::: STORED DATA

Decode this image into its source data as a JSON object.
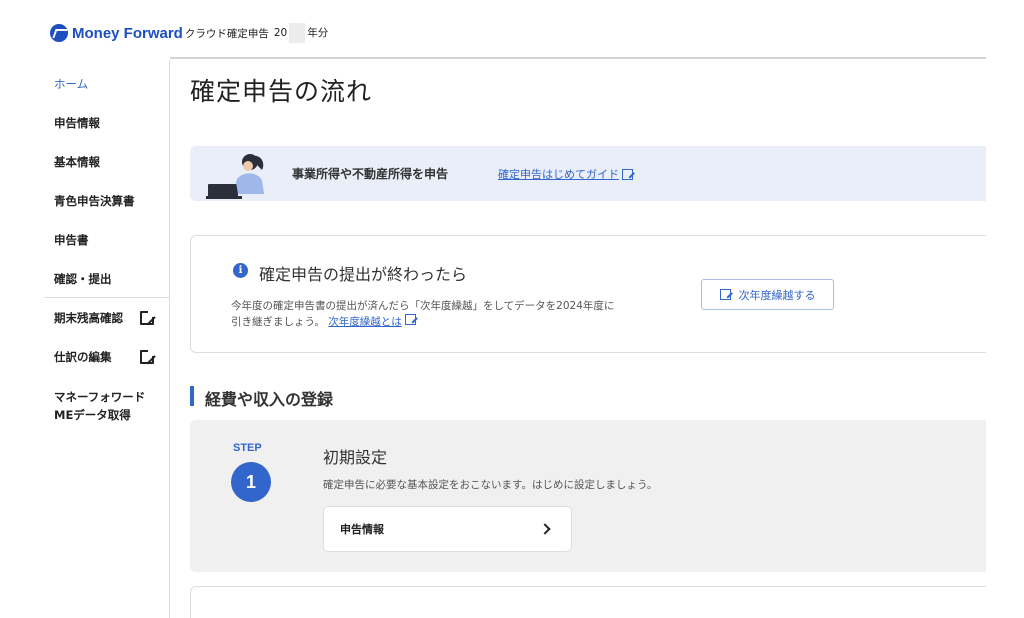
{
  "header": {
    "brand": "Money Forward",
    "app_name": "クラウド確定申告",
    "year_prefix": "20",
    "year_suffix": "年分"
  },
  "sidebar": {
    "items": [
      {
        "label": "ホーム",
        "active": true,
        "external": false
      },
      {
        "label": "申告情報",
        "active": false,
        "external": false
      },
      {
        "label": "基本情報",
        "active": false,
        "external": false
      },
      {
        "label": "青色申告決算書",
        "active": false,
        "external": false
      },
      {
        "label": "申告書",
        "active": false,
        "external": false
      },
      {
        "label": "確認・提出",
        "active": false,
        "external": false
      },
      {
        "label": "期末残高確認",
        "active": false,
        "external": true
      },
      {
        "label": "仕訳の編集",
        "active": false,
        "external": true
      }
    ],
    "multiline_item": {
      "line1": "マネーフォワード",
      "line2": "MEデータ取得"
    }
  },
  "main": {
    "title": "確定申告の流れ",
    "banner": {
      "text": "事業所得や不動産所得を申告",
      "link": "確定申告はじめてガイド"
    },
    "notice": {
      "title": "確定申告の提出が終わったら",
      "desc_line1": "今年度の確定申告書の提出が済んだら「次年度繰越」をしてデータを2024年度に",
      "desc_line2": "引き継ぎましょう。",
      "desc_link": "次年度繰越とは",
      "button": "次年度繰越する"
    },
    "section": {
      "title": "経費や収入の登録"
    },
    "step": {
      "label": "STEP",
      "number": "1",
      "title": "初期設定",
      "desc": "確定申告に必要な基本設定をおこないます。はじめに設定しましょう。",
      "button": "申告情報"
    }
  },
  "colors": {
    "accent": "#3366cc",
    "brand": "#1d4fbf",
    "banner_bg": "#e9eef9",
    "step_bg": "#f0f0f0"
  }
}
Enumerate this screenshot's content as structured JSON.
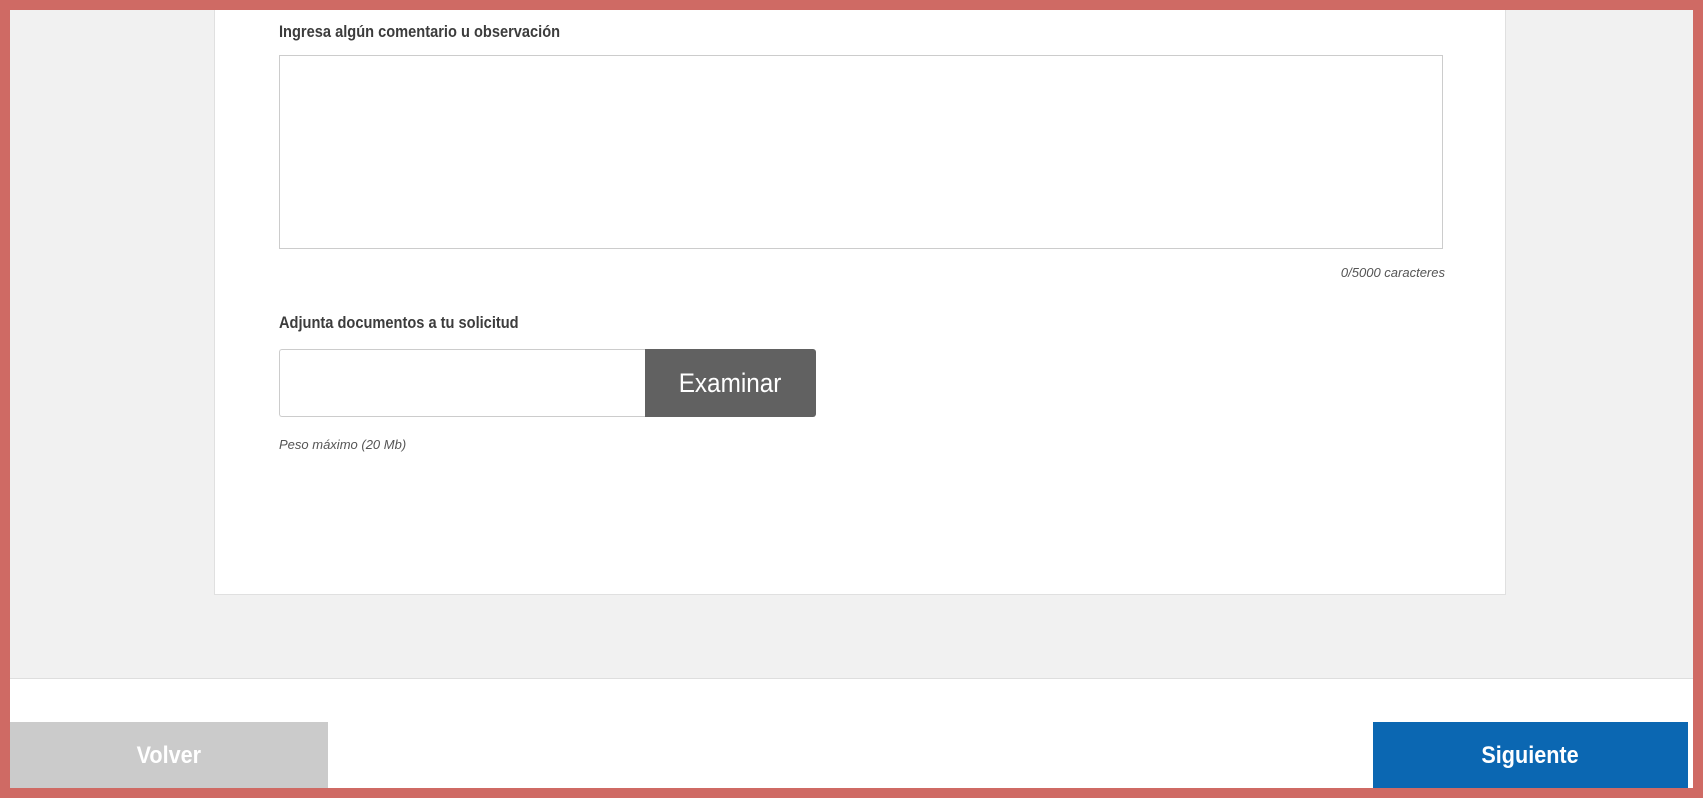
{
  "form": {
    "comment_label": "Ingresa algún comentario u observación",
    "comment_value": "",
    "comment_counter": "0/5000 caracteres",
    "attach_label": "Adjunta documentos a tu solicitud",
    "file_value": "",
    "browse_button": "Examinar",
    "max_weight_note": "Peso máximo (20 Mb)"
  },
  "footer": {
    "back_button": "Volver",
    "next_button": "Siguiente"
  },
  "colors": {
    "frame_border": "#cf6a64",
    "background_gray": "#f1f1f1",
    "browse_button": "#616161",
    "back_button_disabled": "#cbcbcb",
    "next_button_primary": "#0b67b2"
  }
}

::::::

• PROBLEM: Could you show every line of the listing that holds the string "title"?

• ANSWER TO THE PROBLEM:
    "title": "確定申告の流れ",
      "title": "確定申告の提出が終わったら",
      "title": "経費や収入の登録"
      "title": "初期設定",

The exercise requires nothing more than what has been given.